• CommentRowNumber5.
• CommentAuthordan
• CommentTimeSep 6th 2013

Sure, now I see! So a set of extensionally equal functions might contain one or more subsets of intensionally equal functions, because we are only looking at the relation that the function generates (semantics) and not the notation (syntax). But is it really definitional equality in the latter case? Can I not interchange different constructions for the natural numbers that “2” and “s(s(0))” represent? For example von Neumann or this one (which I think is quite beautiful). Or would it be the case, that we define/construct the natural numbers and then decide on different kinds of syntactic sugar to represent them?

• CommentRowNumber6.
• CommentAuthorMike Shulman
• CommentTimeSep 7th 2013

So a set of extensionally equal functions might contain one or more subsets of intensionally equal functions

Each extensional-equality-class of functions contains many distinct intensional-equality-classes; is that what you mean?

Can I not interchange different constructions for the natural numbers that “2” and “s(s(0))” represent?

I would say that neither of those strings of symbols has any meaning until you’ve fixed a meaning of “the natural numbers”.

• CommentRowNumber7.
• CommentAuthordan
• CommentTimeSep 7th 2013
• (edited Sep 7th 2013)

Each extensional-equality-class of functions contains many distinct intensional-equality-classes; is that what you mean?

Yep, need to get more into the formal language.

I would say that neither of those strings of symbols has any meaning until you’ve fixed a meaning of “the natural numbers”. Okay. That would be everything then.

Thanks to everyone for helping me understand.

• CommentRowNumber8.
• CommentAuthorTobyBartels
• CommentTimeSep 13th 2013

I would say that neither of those strings of symbols has any meaning until you’ve fixed a meaning of “the natural numbers”.

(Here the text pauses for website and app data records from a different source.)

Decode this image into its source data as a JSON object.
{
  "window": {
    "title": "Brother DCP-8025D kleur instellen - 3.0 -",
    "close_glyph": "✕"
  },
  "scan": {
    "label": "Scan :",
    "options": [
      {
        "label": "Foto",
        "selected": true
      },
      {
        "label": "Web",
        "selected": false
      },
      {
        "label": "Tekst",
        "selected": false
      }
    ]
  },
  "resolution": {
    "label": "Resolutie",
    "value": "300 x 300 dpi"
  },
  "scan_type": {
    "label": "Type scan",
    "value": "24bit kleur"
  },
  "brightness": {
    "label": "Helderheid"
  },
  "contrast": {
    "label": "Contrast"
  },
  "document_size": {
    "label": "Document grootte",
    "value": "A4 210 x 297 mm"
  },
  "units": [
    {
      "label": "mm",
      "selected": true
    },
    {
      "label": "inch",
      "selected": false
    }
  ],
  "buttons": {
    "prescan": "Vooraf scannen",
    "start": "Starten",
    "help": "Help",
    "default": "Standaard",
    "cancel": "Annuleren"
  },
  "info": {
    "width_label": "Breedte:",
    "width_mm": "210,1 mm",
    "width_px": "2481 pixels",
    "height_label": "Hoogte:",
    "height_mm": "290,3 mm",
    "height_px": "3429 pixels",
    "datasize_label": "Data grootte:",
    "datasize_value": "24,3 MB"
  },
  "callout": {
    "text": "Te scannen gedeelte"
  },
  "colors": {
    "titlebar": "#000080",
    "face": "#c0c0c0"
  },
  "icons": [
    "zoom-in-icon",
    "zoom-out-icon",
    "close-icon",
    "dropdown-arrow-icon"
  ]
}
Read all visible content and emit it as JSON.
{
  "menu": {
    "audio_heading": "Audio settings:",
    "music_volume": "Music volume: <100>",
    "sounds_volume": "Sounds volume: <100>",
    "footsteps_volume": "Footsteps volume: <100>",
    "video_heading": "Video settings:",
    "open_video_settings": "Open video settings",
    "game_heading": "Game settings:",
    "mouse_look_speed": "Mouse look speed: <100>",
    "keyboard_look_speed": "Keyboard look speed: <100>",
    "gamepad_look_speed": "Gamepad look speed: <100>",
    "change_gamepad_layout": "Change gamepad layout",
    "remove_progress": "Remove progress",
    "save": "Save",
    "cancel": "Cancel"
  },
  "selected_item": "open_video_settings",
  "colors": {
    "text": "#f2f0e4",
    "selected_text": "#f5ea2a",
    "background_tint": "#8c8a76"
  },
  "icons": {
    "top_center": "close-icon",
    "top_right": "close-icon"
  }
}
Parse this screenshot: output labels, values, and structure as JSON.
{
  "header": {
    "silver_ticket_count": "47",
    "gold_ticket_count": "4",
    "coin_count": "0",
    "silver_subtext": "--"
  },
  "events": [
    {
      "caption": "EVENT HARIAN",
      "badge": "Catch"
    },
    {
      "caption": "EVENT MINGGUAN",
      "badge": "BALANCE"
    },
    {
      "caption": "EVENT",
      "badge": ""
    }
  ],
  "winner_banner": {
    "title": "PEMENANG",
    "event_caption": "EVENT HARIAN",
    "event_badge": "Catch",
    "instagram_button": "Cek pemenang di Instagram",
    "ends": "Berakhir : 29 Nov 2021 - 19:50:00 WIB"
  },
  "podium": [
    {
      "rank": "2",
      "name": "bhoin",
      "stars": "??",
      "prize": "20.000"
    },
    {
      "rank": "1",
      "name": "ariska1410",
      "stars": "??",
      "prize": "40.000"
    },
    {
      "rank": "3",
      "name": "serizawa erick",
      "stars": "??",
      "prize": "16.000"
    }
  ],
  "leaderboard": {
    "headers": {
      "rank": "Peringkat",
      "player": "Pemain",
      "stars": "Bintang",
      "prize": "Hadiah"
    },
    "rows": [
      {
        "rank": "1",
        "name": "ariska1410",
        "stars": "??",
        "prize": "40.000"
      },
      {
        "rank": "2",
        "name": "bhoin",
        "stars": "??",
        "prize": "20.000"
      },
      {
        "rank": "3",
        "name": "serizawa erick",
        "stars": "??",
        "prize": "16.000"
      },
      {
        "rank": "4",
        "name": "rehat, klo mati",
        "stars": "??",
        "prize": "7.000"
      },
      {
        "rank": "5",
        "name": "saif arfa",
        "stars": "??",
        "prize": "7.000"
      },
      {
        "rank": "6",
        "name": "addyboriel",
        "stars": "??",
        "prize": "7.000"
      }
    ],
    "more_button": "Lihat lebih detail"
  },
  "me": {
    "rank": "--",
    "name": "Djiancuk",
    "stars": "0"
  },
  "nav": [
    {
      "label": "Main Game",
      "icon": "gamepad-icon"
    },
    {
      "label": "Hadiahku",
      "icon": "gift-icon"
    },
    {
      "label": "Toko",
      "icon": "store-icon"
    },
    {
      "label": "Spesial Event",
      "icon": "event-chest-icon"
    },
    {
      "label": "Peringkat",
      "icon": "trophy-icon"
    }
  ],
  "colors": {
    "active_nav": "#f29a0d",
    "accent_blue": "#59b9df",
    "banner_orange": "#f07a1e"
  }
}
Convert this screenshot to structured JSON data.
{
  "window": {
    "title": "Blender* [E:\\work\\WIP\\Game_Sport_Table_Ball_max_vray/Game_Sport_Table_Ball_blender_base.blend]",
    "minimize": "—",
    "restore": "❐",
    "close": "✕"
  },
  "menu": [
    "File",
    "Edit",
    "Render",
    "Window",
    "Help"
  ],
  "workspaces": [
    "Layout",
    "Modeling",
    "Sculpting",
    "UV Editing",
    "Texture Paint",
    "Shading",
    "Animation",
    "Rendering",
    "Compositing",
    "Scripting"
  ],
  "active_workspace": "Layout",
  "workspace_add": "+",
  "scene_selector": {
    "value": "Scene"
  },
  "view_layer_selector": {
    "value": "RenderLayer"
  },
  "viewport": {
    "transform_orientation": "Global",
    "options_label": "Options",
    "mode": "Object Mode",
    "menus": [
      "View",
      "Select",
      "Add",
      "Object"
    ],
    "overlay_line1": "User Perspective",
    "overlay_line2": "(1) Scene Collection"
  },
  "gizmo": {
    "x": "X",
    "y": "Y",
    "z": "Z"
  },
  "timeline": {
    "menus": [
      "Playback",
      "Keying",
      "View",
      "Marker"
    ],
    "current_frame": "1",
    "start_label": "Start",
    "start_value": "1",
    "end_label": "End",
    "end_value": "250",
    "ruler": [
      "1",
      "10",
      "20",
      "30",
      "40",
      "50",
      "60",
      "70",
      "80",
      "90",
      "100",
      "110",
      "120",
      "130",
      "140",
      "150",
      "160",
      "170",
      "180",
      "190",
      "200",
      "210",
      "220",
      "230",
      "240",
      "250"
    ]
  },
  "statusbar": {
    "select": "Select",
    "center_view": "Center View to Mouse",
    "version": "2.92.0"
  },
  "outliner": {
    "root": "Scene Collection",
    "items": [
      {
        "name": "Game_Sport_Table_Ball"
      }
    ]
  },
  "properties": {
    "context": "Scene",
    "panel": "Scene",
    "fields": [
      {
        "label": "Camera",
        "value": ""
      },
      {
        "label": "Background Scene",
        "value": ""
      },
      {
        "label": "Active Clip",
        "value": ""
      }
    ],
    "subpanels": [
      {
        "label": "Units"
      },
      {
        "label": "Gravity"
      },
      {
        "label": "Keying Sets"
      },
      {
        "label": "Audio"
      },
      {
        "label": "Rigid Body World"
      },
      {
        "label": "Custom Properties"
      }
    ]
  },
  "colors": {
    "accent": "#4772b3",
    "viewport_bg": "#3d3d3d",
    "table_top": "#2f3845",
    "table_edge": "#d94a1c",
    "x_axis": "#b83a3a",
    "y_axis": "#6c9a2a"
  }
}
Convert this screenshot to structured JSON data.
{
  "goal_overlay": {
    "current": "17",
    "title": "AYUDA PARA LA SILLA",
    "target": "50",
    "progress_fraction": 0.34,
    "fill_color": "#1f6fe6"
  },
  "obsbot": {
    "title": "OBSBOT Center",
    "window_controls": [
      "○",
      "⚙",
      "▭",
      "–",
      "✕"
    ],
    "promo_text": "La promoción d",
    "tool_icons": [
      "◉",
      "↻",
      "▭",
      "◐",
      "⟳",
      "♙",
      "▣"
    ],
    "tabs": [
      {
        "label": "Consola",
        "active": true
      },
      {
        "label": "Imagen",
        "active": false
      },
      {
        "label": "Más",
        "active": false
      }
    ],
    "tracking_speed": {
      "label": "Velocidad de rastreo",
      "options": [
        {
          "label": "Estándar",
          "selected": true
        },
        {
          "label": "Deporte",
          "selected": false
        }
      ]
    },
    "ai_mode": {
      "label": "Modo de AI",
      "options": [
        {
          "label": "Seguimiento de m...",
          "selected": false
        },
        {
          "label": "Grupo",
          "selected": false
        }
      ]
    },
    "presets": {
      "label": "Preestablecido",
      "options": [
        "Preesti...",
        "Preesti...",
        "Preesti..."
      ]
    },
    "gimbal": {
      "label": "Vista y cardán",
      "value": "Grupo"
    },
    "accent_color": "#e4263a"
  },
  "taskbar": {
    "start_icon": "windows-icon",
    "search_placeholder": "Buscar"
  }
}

To follow up on that: The two different constructions in Wikipedia, linked earlier, are ways of fixing such a meaning in material set theory. This is different from any business about comparing $2$ to $s(s(0))$ (which may be interpreted in material set theory using either construction or may be interpreted in something much simpler, such as Peano arithmetic). In any case, we do always have $2 = s(s(0))$ by definitional equality, at least as long as $2$ is defined as $s(1)$ and $1$ is defined as $s(0)$.